** Instructions to follow **
Among the lines of the records, please find those that contain the word "title" and copy them.
── Data excerpts ──
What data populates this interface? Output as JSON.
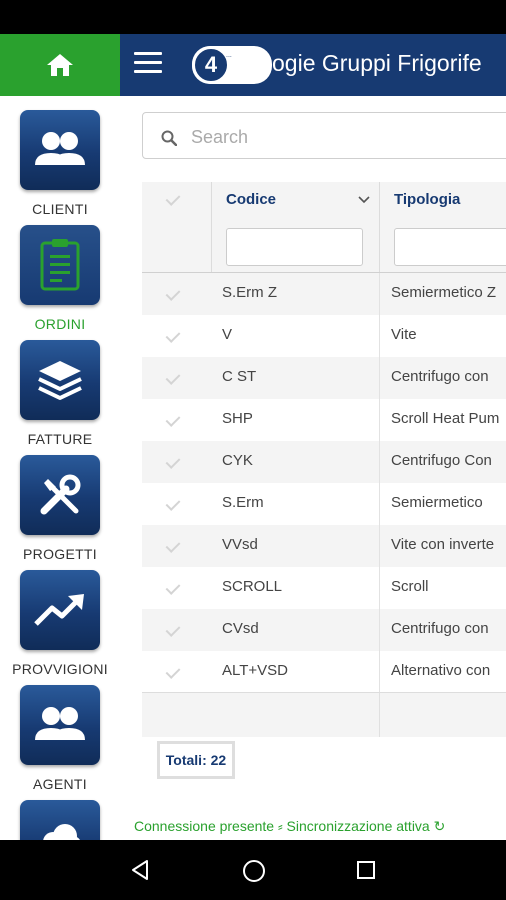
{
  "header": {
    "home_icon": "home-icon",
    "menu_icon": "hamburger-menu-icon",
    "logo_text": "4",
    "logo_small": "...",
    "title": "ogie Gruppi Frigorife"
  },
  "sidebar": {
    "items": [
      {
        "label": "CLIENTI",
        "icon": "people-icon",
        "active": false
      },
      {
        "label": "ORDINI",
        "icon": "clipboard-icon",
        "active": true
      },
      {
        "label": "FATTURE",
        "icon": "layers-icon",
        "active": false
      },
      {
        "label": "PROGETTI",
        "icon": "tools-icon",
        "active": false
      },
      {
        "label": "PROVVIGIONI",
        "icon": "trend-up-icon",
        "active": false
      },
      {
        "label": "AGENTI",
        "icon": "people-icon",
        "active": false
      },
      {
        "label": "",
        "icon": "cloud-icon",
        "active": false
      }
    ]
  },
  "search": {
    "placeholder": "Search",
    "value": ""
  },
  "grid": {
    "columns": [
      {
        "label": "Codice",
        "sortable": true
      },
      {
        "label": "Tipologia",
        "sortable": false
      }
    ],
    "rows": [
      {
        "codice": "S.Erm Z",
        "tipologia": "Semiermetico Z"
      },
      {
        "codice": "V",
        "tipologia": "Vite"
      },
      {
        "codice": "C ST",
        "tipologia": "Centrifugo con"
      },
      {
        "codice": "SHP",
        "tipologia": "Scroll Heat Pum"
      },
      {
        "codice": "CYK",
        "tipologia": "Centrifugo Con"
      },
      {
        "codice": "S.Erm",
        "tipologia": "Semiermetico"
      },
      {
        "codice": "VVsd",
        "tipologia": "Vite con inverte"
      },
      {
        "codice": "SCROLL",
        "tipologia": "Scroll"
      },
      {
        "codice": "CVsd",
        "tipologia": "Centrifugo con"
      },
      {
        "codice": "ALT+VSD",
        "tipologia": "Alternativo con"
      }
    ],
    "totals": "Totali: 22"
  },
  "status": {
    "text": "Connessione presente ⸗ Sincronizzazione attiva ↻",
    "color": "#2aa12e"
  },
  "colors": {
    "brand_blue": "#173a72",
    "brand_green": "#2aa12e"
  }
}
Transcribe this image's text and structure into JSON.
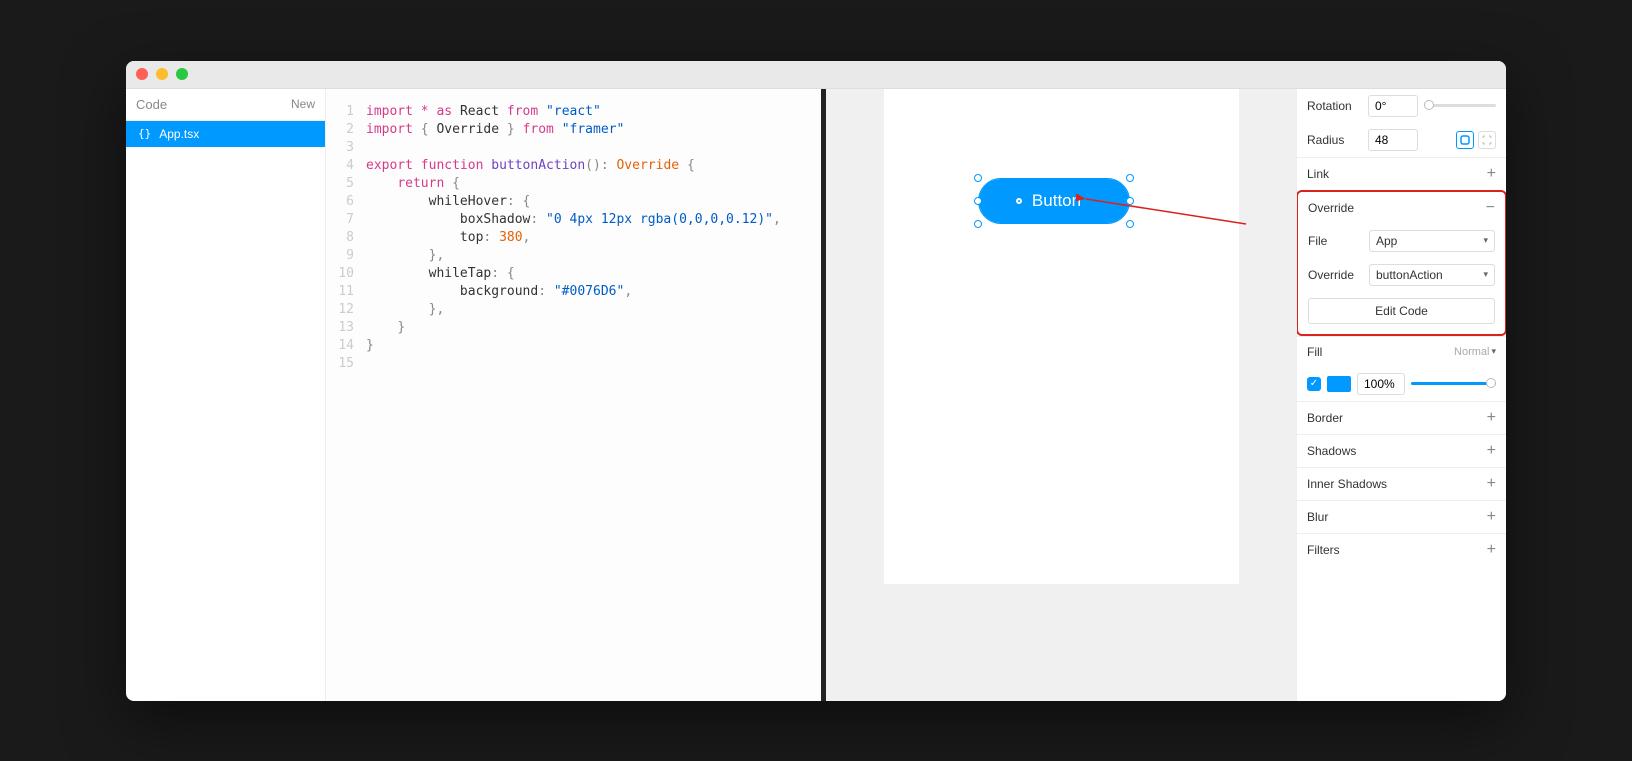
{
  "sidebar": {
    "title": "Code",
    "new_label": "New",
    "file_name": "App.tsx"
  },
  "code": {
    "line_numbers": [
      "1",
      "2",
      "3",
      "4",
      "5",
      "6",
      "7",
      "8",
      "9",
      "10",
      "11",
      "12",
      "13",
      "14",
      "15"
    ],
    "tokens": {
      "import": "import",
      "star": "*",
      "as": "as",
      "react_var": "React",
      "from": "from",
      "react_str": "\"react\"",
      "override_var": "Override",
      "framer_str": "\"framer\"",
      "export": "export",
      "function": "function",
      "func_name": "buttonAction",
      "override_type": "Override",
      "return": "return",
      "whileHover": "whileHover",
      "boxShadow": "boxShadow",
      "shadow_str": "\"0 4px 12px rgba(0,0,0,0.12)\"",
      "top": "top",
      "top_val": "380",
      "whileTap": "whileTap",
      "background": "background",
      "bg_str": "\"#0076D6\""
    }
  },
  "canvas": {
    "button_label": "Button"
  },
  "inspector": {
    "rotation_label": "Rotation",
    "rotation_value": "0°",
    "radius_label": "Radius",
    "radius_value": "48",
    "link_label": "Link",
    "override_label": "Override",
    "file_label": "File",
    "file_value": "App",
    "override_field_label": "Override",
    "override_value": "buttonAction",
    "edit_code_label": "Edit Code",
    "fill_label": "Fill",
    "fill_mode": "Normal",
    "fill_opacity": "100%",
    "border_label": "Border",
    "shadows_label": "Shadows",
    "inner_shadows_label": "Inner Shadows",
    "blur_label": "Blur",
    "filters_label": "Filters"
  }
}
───
** Answer to this exercise **
    "title": "ogie Gruppi Frigorife"
    "title": "Code",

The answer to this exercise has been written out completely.